After all applications were submitted, eight students took the course and traveled to Italy. Six of the students were SLIS graduate students and two were from other institutions in different states. This course is available to graduate students from all institutions and all Kent State alumni.
“I didn’t make any prerequisites for this course,” Latham said. “It would have probably been better for people to have some museum background coming into this course, but I really wanted to leave it open for people to explore the ideas we were researching about knowledge, knowledge structures and collections.”
Each week students visited four or five museums with the guidance of Fantoni or other professors, but students were given free time each week to visit other museums and places of their choice based on their research topic. Students even took a weekend trip to Rome on their own and were able to visit more museums there, as well.
“The students came so far in what they learned on the trip,” Latham said. “They started out knowing nothing about Renaissance history; these are not historians, we were learning about museums. In the end, the students were making history jokes and nuances related to the Medici, Renaissance artists and Florentine places.”
“I learned so much not only about Renaissance art and architecture, but Kiersten made sure to educate us on museum collection organization and structure,” said Christine Bowersox, a graduate student in the Library and Information Science program at the University of Buffalo. “It was impressive to see the direction each museum took with its collection and to analyze the choices behind some of the exhibits. I will surely take this analysis back to my own library job when I am discussing how to reorganize our library collection, something we are planning to do in the next few years.”
Throughout the course, both in the United States and Italy, students had to complete readings and formulate a research question that they further studied in Florence. Their findings resulted in a final research paper.

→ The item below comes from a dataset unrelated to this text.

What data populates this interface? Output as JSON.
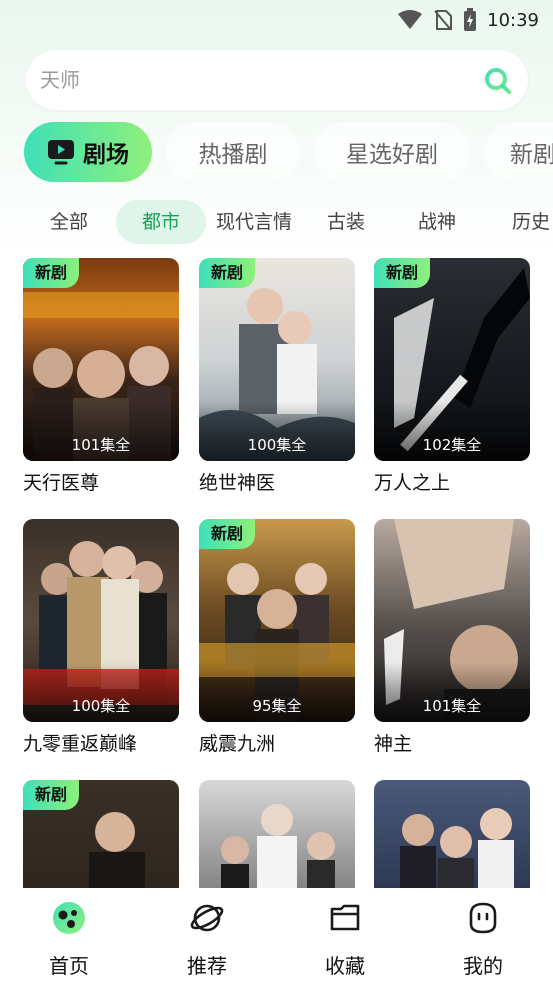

“I believed this course to be of strong importance to my career and looked at it as an investment,” said Kevin Steinbach, Kent State SLIS master’s degree student. “This class is actually what sold me on applying for an M.L.I.S. degree and the fact that Kiersten is such a knowledgeable professional in the field. I knew without a doubt that this class would give me an experience of a lifetime and that I would learn so much about museum studies. Having the chance to immerse yourself in the culture where museums were "born" is something you can’t get anywhere else.”
Latham wants to continue this course every year and eventually expand the course. She thinks changing the course to eight weeks will give students more time to complete their final research paper once they return home.
“This was a once in a lifetime educational experience,” Bowersox said.
Media contact: Jennifer Kramer, APR, 330-672-1960, email@example.com